Look at Him. Even as Pontius Pilate cries out this Good Friday "Ecce homo!" Then, especially then, in stillness let us "Behold the Man." Our leader and the perfecter of our faith. He can take us from death to life, through the waters of a Red Sea that pours from His sacred wounds. All for love, all for us... to free us from the captivity that has held us captive for so long! What will happen if we can do this? If we can look away from ourselves, our worries, our fears, and just look up, look and see and drink in the vision of Jesus?
"Ecce homo! Behold the Man!"
The events of Palm Sunday leading up to Easter Sunday hold within their precious hours all of the seeds of all of the greatest stories. There is faith and there is doubt, trust and betrayal, courage and cowardice... amazing love and blinding hatred. There is the shocking horror of an innocent man's death and the unexpected brilliance of Him coming back to life. And what is most beautiful about this story and the events of this week is the fact that they are true. Christianity is the hope that's rooted in real history, the fairy tale that is factual. The blossoming of all the sacred art and music and poetry and people and prayers that have stretched up and into the sky over these 2000 years all trace their roots back to these days of Holy Week, and into the turbulent soil of southern Palestine.

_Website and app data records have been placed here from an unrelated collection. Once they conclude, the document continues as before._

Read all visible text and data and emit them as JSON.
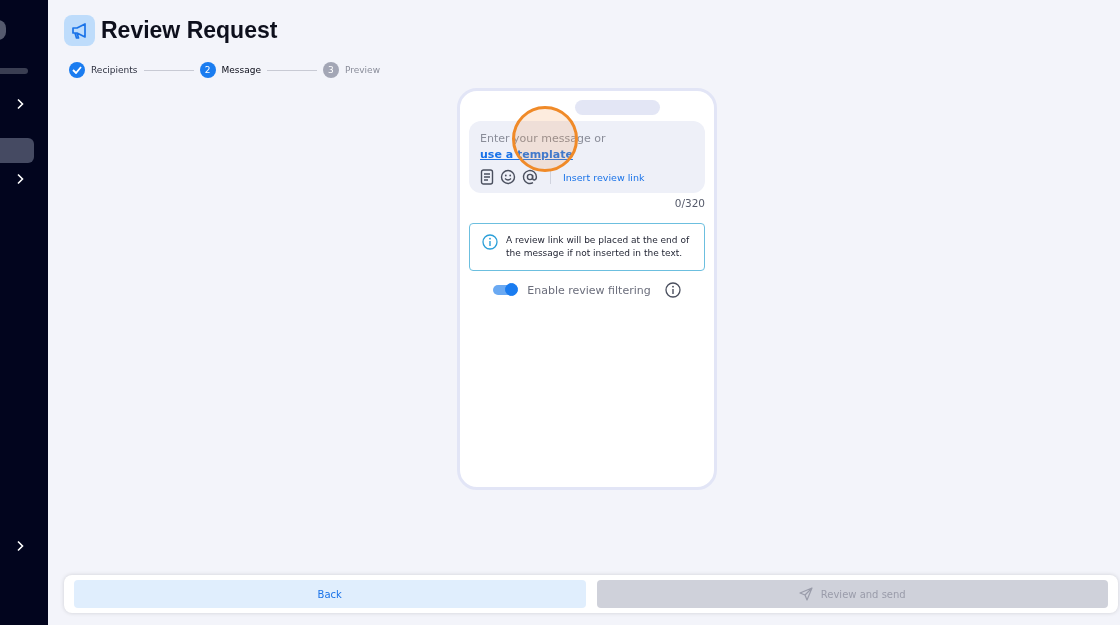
{
  "sidebar": {
    "items": [
      {
        "selected": false,
        "expandable": true
      },
      {
        "selected": true,
        "expandable": false
      },
      {
        "selected": false,
        "expandable": true
      },
      {
        "selected": false,
        "expandable": true
      }
    ]
  },
  "page": {
    "title": "Review Request"
  },
  "steps": [
    {
      "label": "Recipients",
      "completed": true,
      "selected": false
    },
    {
      "label": "Message",
      "number": "2",
      "completed": false,
      "selected": true
    },
    {
      "label": "Preview",
      "number": "3",
      "completed": false,
      "selected": false
    }
  ],
  "message": {
    "placeholder": "Enter your message or ",
    "template_link": "use a template",
    "insert_link": "Insert review link",
    "counter": "0/320"
  },
  "notice": {
    "text": "A review link will be placed at the end of the message if not inserted in the text."
  },
  "filter_toggle": {
    "label": "Enable review filtering",
    "on": true
  },
  "footer": {
    "buttons": [
      {
        "label": "Back",
        "kind": "secondary",
        "disabled": false
      },
      {
        "label": "Review and send",
        "kind": "send",
        "disabled": true
      }
    ]
  }
}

So let's sit still for some time this week. Sit back and crack open the Gospel of John. Take the scriptures to a quiet, out of the way place and get into this story; in a chapel before the Blessed Sacrament, on an old farm road as the sun is setting, in the backyard as the spring wind comes whistling through the trees. Let's take and read like Augustine, tolle et lege, as if for the first time to this ancient story. And let's see in it our own story. Let's make His Passion our passion.

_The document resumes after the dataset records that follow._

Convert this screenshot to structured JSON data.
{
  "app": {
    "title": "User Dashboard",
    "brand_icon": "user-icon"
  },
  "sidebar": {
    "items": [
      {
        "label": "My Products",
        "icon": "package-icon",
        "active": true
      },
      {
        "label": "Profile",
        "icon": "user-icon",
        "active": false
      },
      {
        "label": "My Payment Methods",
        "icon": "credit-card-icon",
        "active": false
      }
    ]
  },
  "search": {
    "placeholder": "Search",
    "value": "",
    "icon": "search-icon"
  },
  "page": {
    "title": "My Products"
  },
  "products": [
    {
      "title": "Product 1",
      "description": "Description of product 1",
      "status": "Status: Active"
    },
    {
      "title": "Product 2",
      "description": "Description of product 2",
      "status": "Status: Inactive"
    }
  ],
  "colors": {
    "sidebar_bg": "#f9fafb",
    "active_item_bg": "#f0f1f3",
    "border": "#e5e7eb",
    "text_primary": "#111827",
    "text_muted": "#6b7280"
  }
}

Sunday, April 01, 2007
But such also is the folly of Jesus, who presses on against all reason and his disciple's warning cries. This Palm
Sunday is our April Fool's Day, for Jesus comes heedless of the threat of death, knowing full well that the religious leadership of his day despises him, cannot understand him, and feeling jealous of his fame is already plotting to kill him.
He rides on. Like a fool, he moves through the crowds, passing through their hollow hosannas, through the pale gleam of this spotlight. Towards the olive press that is Gethsemane, towards the crushing blows of the whip and the hammer that will literally carve from his body a Masterpiece of Love.
In the immortal words of the old song "Wise men say only fools rush in...." And that rush into danger and death can only be blamed on love, for he "can't help falling in love with you..."
This love of Jesus is a holy madness. His love leaps into the lion's den, into darkness. His love risks all, gives all to find all, to free all from bondage. The question for us is: Will we follow him all the way? Will our love share in this Love? Or will we back away into the shadows, afraid to appear the fool, mumbling to the crowds "I do not know the Man"?
Who am I? This fundamental question is asked ultimately by every person ever born. What is this great mystery of human life; what is our o...
OK. This image is a little creepy. But I didn't make it up. I'm going to meet it this weekend, "face to face." Uh.... Let ...
PREAMBLE: Before we even begin today's reflections, I have something to smell you, I mean tell you. One of the coolest things about Pa...
This might hurt your brain, but stay with me friends. Imagine if he came the way we wanted him to? Imagine if Jesus answered the probl...